Exercise brief –
Scan the entries for the word "JSON" and return every line that has it.

[Dataset items]
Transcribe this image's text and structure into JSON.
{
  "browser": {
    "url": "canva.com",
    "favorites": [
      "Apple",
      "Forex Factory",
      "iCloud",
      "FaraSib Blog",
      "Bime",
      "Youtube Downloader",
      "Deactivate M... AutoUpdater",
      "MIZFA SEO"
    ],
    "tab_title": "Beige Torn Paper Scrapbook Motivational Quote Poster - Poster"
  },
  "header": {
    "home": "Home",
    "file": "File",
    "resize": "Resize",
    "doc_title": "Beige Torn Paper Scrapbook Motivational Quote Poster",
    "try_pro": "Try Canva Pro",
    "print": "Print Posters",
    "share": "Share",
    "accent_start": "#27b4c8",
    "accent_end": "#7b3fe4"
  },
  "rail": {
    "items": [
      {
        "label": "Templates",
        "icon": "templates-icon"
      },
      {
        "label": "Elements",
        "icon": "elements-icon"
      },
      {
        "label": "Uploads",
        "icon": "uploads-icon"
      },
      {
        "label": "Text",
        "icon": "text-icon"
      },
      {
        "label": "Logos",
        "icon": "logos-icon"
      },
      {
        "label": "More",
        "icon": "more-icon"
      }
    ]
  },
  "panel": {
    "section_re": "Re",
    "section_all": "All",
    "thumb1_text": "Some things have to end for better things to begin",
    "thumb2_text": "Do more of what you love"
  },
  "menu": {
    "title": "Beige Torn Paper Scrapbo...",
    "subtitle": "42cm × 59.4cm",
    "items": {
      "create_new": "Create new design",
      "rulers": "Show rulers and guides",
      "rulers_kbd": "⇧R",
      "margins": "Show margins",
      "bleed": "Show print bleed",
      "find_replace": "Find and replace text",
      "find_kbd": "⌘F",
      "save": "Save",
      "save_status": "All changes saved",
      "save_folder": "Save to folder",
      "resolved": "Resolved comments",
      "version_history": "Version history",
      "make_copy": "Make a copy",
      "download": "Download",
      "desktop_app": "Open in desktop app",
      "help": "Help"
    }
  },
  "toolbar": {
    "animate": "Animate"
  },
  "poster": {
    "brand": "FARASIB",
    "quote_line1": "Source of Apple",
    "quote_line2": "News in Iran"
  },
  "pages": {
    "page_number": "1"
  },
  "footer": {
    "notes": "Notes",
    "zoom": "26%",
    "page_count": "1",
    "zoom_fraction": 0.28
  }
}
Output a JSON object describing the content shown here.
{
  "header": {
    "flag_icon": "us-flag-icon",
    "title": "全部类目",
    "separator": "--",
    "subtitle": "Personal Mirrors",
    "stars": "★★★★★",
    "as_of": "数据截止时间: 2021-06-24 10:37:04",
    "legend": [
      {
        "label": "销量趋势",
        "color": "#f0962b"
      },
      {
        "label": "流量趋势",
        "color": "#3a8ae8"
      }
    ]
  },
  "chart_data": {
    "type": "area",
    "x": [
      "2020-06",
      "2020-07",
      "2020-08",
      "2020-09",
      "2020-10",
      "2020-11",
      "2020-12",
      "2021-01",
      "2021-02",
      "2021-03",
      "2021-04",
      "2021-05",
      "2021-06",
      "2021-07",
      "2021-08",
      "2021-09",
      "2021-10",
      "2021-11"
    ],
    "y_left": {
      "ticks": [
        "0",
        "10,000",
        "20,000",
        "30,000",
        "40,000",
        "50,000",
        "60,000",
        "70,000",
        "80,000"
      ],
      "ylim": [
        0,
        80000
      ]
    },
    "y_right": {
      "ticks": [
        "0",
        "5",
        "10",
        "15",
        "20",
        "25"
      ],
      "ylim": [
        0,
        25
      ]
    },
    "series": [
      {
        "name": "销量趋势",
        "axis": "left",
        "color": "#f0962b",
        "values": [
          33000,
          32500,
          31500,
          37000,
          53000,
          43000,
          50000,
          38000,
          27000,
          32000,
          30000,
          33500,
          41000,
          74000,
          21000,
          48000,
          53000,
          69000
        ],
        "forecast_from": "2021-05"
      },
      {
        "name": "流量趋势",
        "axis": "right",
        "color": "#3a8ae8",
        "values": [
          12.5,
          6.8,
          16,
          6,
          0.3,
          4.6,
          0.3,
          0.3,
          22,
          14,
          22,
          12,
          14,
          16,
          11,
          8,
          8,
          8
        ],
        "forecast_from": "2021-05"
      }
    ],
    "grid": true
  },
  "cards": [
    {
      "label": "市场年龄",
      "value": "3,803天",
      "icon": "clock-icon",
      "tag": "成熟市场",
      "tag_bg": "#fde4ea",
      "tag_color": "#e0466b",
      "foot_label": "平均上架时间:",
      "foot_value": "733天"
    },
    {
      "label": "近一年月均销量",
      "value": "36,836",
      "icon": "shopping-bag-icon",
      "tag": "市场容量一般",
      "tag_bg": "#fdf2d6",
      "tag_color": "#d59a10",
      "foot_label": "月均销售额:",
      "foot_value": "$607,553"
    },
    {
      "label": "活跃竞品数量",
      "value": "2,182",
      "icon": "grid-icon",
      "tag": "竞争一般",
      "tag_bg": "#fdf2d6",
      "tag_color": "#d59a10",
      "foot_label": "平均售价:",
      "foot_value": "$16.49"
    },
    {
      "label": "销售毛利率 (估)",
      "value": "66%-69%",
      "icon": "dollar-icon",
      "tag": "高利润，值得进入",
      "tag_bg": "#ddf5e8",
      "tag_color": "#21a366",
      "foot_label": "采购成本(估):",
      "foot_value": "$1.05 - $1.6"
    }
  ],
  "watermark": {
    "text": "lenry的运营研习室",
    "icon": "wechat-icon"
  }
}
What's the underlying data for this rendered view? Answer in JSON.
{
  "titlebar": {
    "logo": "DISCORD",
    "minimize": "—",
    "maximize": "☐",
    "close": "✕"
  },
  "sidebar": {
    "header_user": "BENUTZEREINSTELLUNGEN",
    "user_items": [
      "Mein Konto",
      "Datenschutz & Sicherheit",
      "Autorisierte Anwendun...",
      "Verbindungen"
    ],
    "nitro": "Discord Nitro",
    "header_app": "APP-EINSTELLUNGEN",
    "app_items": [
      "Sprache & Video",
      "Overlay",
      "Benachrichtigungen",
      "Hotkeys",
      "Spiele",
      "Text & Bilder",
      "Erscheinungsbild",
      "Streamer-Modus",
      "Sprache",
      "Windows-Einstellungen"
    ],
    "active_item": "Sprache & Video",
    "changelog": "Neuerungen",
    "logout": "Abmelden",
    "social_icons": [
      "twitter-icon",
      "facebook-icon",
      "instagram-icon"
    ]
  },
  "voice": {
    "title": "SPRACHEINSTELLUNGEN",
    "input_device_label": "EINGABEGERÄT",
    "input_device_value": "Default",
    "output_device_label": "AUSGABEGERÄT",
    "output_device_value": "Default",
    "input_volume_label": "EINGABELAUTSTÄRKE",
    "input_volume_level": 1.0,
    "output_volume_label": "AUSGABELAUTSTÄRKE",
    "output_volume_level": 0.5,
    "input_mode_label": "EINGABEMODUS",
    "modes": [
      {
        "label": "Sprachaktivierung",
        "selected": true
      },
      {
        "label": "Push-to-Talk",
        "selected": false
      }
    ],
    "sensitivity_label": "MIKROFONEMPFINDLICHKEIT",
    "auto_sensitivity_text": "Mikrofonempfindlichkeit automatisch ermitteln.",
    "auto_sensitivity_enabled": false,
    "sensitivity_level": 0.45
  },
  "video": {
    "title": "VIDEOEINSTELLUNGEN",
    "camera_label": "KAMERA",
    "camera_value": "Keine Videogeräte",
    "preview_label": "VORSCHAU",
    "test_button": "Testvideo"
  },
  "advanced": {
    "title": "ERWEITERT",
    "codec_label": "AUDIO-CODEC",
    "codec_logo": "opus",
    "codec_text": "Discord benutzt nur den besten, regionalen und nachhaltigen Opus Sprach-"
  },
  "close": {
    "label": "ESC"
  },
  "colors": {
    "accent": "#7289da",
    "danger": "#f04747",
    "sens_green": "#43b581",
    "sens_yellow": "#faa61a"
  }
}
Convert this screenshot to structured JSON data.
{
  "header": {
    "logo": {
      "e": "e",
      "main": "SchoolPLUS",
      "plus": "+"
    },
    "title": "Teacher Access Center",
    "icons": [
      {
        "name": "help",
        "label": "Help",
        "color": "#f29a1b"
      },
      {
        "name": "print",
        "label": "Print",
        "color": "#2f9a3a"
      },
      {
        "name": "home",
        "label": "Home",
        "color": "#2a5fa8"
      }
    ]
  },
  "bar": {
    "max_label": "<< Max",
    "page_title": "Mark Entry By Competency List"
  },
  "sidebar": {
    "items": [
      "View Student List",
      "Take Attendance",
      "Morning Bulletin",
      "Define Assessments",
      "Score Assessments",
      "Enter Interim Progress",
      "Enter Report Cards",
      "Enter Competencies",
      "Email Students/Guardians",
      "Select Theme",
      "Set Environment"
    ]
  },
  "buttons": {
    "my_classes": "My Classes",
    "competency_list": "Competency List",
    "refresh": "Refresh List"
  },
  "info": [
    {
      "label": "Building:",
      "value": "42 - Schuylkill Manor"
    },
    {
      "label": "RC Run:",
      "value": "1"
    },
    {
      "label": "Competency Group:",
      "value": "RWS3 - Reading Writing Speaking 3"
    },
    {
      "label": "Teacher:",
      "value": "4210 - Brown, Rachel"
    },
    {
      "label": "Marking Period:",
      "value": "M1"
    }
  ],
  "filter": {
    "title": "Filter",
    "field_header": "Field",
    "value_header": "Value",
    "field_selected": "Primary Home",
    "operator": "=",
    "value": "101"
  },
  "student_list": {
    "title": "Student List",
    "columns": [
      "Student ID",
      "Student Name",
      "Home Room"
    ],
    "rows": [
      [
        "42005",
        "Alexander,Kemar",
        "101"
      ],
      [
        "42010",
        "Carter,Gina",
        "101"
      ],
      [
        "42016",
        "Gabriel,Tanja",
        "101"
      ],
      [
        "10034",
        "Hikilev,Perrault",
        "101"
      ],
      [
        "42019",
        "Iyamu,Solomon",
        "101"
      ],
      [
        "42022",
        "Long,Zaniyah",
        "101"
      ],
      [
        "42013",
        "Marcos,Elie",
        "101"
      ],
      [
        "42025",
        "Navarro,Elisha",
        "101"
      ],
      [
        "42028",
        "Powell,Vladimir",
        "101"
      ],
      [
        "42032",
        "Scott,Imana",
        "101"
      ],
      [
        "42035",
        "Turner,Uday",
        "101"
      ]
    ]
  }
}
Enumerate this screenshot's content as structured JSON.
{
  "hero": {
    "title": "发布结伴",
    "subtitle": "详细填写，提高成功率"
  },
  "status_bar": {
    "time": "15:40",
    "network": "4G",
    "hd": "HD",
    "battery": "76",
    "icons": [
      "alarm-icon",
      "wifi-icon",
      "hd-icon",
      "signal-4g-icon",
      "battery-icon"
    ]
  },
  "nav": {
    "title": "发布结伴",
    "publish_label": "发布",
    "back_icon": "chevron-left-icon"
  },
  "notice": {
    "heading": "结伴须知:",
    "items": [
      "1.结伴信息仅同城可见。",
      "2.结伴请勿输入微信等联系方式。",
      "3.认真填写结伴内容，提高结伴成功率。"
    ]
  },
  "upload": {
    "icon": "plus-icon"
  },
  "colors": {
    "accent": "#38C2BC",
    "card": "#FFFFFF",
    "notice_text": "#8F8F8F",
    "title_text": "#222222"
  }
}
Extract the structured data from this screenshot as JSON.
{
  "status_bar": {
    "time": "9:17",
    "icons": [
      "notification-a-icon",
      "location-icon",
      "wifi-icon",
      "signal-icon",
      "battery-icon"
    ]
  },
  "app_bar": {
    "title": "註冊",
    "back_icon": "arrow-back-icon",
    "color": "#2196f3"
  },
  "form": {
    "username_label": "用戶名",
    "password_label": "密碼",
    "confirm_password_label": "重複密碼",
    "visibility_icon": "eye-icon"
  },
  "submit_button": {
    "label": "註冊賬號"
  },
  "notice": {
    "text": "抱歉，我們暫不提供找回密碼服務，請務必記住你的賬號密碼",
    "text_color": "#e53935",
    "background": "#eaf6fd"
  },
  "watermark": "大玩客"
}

Answer –
Transcribe this image's text and structure into JSON.
Output a JSON object describing the content shown here.
What's the underlying data for this rendered view? Answer in JSON.
Convert this screenshot to structured JSON data.
Enumerate this screenshot's content as structured JSON.
Extract the structured data from this screenshot as JSON.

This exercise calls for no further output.